Automotive yesterday

From all the reasons I've heard since I am involved in automotive, that justifies this situation, arguments related with security together with the safety critical nature of some systems shipped in a car are among the most popular ones.

But wait, once I buy a car, I can manipulate or even change the engine, the suspensions, the tiers, the brakes... but I can't even dream about changing the software? Eveny if it is Open Source?

Software in automotive tomorrow

In my opinion the current way software is treated by automakers, the supply chain associated to them and the current business model around software in automotive will change dramatically. And the main reason will not be the license of the software used but the fact that the increasing amount and complexity of the software shipped with any car, together with the challenges that connectivity and privacy bring, will open up the door for new new players with new business models, Open Source business models. Those new factors will also provide current stakeholders in the supply chain the opportunity to increase their services around software. New players will challenge the current controlled and centralised environment.

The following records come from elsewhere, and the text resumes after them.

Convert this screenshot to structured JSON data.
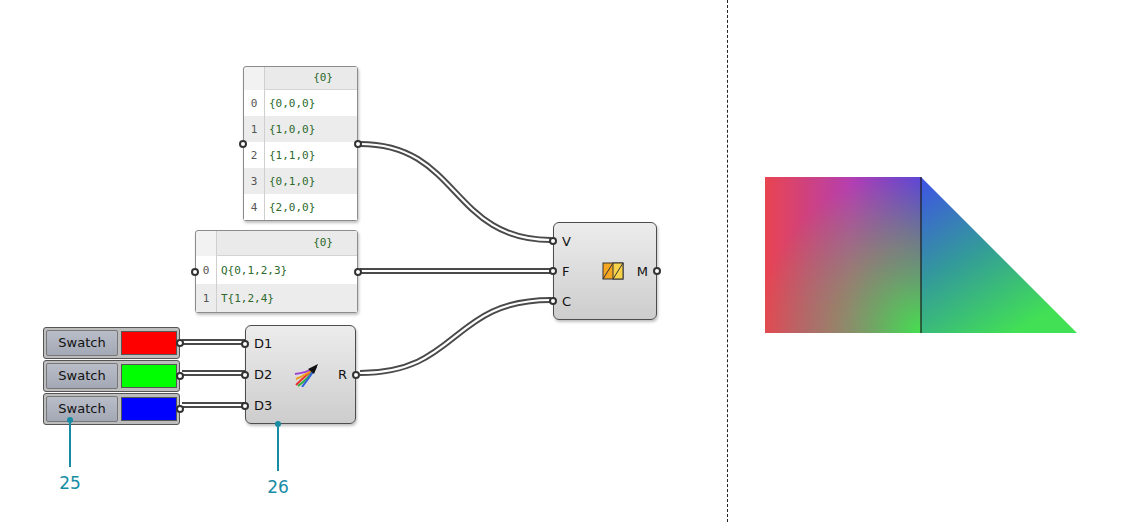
{
  "points_panel": {
    "header": "{0}",
    "rows": [
      {
        "index": "0",
        "value": "{0,0,0}"
      },
      {
        "index": "1",
        "value": "{1,0,0}"
      },
      {
        "index": "2",
        "value": "{1,1,0}"
      },
      {
        "index": "3",
        "value": "{0,1,0}"
      },
      {
        "index": "4",
        "value": "{2,0,0}"
      }
    ]
  },
  "faces_panel": {
    "header": "{0}",
    "rows": [
      {
        "index": "0",
        "value": "Q{0,1,2,3}"
      },
      {
        "index": "1",
        "value": "T{1,2,4}"
      }
    ]
  },
  "mesh_component": {
    "inputs": [
      "V",
      "F",
      "C"
    ],
    "outputs": [
      "M"
    ]
  },
  "gradient_component": {
    "inputs": [
      "D1",
      "D2",
      "D3"
    ],
    "outputs": [
      "R"
    ]
  },
  "swatches": [
    {
      "label": "Swatch",
      "color": "#ff0000"
    },
    {
      "label": "Swatch",
      "color": "#00ff00"
    },
    {
      "label": "Swatch",
      "color": "#0000ff"
    }
  ],
  "callouts": [
    {
      "label": "25"
    },
    {
      "label": "26"
    }
  ]
}
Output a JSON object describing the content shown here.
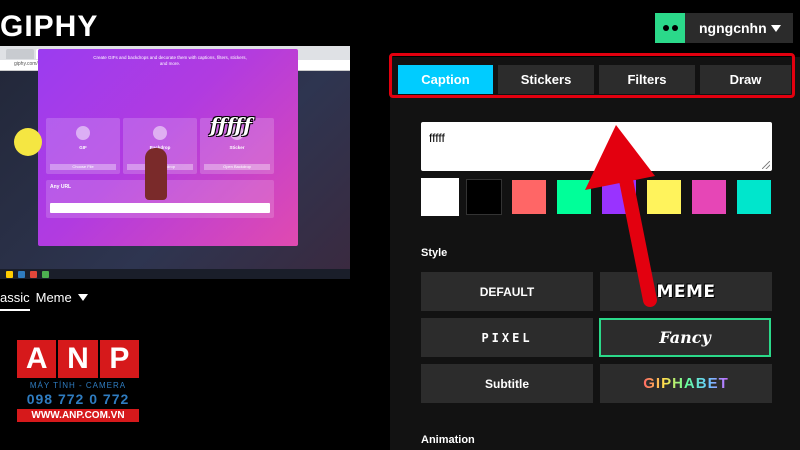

I believe the software supply chain will expand beyond the purchase of the car, providing inputs at every level. Initially this will take place in a semi-controlled way, specialy by dealers, but later on software will become a major point at every stage, where there will be a wide offering of security and performance improvements, deployment of new functionality, maintenance services, customizations, integration with third party services, etc., to consumers directly by ISVs, enhancing the user experience adding more choice and adaptability to their particular use cases. The role software companies today play as providers will be substitued by a partnership relation.

In the same way that we all have a relative that "fix cars", there are many developers out there that can put their hands on the provided software of their own vehicles. There are also many companies willing to do the same for their own fleet or somebody else's one. A new car cost a hundred times more than a mobile and its life cycle is at least five times longer. I do not think the mobile industry will be the mirror for autmotive.

I believe that the picture will be closer to the current one in the enterprise industry, even if the journey to get there is diferent. Some automakers might remain as key stakeholders when talking about software, but not like today. 

Software in automotive tomorrow

The consumers demand for more and better services and the portability needs across the different platforms and devices (cars) in order to make business with software at scale, will increase the pressure on OEMs and Tier-1s over hardware and software standarization. That pressure might become in some cases as strong as govements regulations, I think. It will be definetly stronger that in the mobile industry. I see this as a positive factor for consumers.

Software in automotive soon
Experience shows that, if you intend to control a software ecosystem, you need to become upstream and create around your software a business model that serves as a service platform for third parties (ISVs). Maybe not even then you will be able to stay in control of what the customer is consuming. In other words, to be like Apple you need to control the hardware, develop at least the software platform and create a field for third parties to make money through "your platform", which means at least controlling the distribution and updates. 

I do not believe automakers will be able to achieve that same level of control being only a Open Source consumers in a connected world, by restricting access to your platform to anybody but those who are part of your supply chain. not even if they become Open Source contributors. And no, the Android model does not apply to a single hardware (car) vendor.

I am obviously no guru so take all this as nothing but a personal opinion from an Open Source geek. But if you think it is feasable for an automaker to achive similar levels of control with Open Source based platforms than Google or Apple has over their ecosystems in the mobile industry, I think you are at least as crazy as you claim I am.